Rafsanjani’s Candidacy Undermines Supreme Leader’s Election Plan

An election that was supposed to be full of Khamenei loyalists could turn into a horserace.

Former president Akbar Hashemi Rafsanjani and Supreme Leader Ali Khamenei of Iran attend a meeting in Tehran, December 19, 2010
Former president Akbar Hashemi Rafsanjani and Supreme Leader Ali Khamenei of Iran attend a meeting in Tehran, December 19, 2010 (The Office of the Supreme Leader)

Before Ayatollah Akbar Hashemi Rafsanjani registered as a contender for the Iranian presidency with only minutes to spare on Saturday, this year’s election was likely to be a largely ceremonial affair.
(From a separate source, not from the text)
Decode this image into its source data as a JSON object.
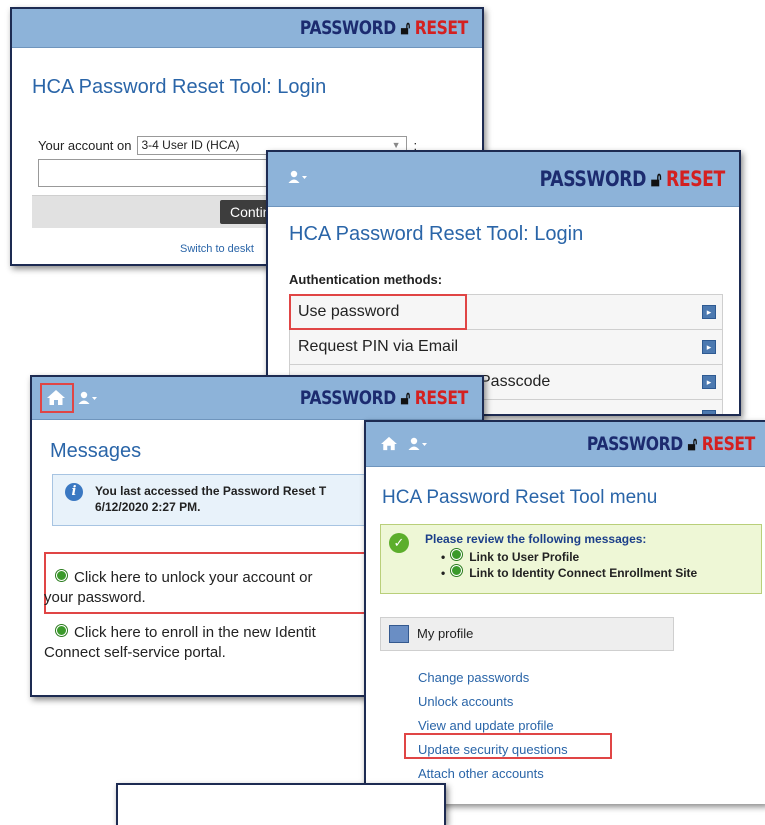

The disputed 2009 election, which pitted the incumbent Mahmoud Ahmadinejad against a reformist candidate, Mir-Hossein Mousavi, and snowballed into a million man “Green revolution” that rocked the Islamic republic’s political system suggested that this time around, Supreme Leader Ayatollah Ali Khamenei would do everything he could to tightly control the vote. And for the first few months of this year, it did appear that conservatives favorable to Khamenei were going to be the only candidates in the race.
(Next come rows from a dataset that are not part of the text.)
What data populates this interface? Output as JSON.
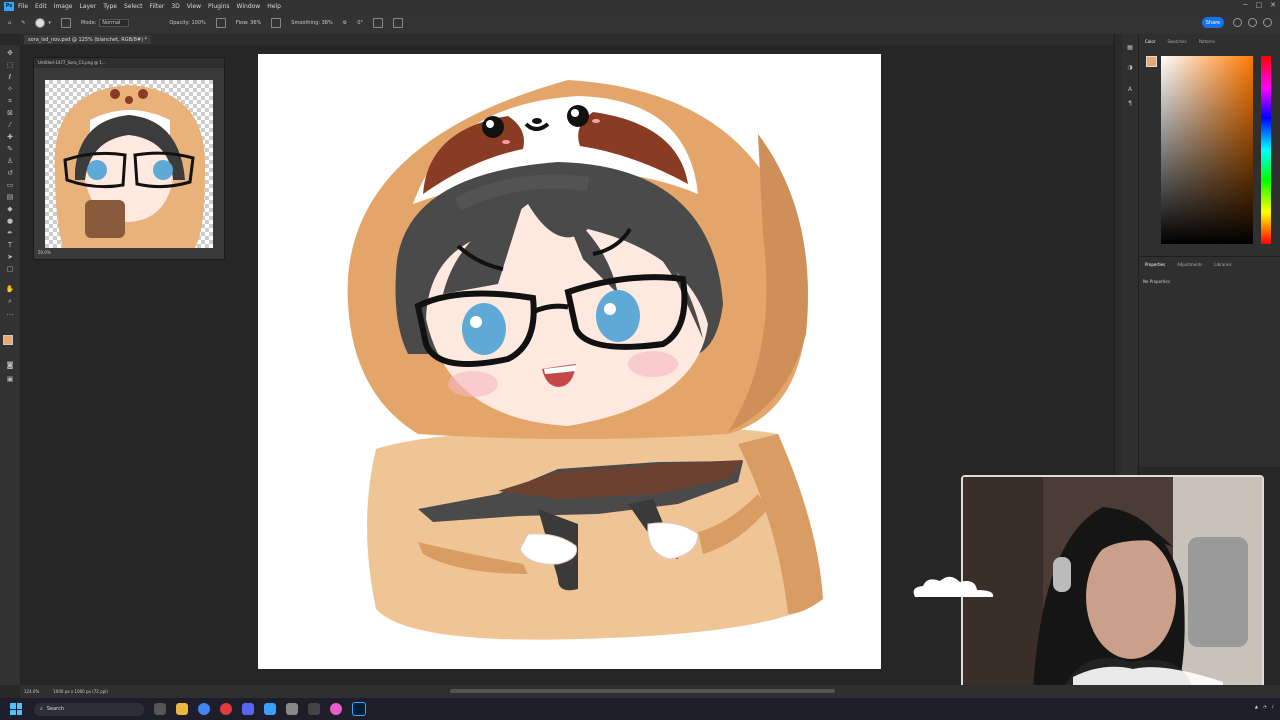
{
  "menubar": {
    "app_badge": "Ps",
    "items": [
      "File",
      "Edit",
      "Image",
      "Layer",
      "Type",
      "Select",
      "Filter",
      "3D",
      "View",
      "Plugins",
      "Window",
      "Help"
    ]
  },
  "options": {
    "mode_label": "Mode:",
    "mode_value": "Normal",
    "opacity_label": "Opacity: 100%",
    "flow_label": "Flow: 36%",
    "smoothing_label": "Smoothing: 38%",
    "angle_label": "0°",
    "share_label": "Share"
  },
  "document": {
    "tab_label": "sora_lsd_nov.psd @ 125% (blanchet, RGB/8#) *"
  },
  "navigator": {
    "title": "Untitled-1477_Sora_CS.png @ 1...",
    "zoom": "50.0%"
  },
  "color_panel": {
    "tabs": [
      "Color",
      "Swatches",
      "Patterns"
    ],
    "foreground": "#e8a870"
  },
  "properties_panel": {
    "tabs": [
      "Properties",
      "Adjustments",
      "Libraries"
    ],
    "message": "No Properties"
  },
  "status": {
    "zoom": "124.0%",
    "doc_info": "1000 px x 1000 px (72 ppi)"
  },
  "taskbar": {
    "search_placeholder": "Search"
  },
  "colors": {
    "hood": "#e4a56a",
    "hood_dark": "#cf8f58",
    "hood_inner": "#f0c596",
    "hair": "#4a4a4a",
    "skin": "#fde9df",
    "eye": "#5fa9d6",
    "accent_blue": "#1473e6"
  }
}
Rafsanjani’s candidacy has turned expectations upside down. While the former president is hardly an idealist in the mold of Mohammad Khatami, another former president, he is also far removed from the religious hardliners that surround Ayatollah Khamenei.

In stark contrast to Ahmadinejad and Khamenei, both of whom tend to rely on strong anti-Western and anti-Israel sentiment to unify the country’s political elite, Rafsanjani is a shrewd pragmatist if not a realist; someone who might be willing to sit down with the Americans if he believes it is in Iran’s best interests.

This was demonstrated most clearly during the infancy of the Iranian Islamic republic when Rafsanjani used his powerful post as parliamentary speaker and his close relationship with its founder, Ayatollah Ruhollah Khomeini, to manage the country through a long and bloody war with Iraq.

It was Rafsanjani, not Khomeini, who called publicly upon the United States in 1985 to reopen diplomatic relations with Tehran.

He also happened to be the point man in negotiations with the United States on the topic of American hostages in Lebanon, a country that was, at that time, in the middle of a brutal civil war between various sects and religions.

When he became president in 1989, Rafsanjani initiated an economic development program designed to rebuild Iran after an eight year war with Saddam Hussein’s Iraq. Iran’s oil industry grew to its highest level since the fall of the monarchy. Iran reentered the sphere of international finance.

Since then, Rafsanjani has remained at the top of Iran’s political system.¬†Although he ran unsuccessfully for president in 2005, losing to Ahmadinejad in a second round, he has served in the Iranian government’s Expediency Council, an advisory body to the supreme leader’s, and was the head of the Assembly of Experts, composed of scholars who have the power to elect and remove a supreme leader, until 2011.

Of all of the major candidates that have registered for June’s election, Rafsanjani is by far the most experienced and qualified. He was one of the founders of the Islamic republic, a close confidant of Khomeini’s, a senior cleric and former president. Hardliners would find it incredibly difficult to discredit him if they tried.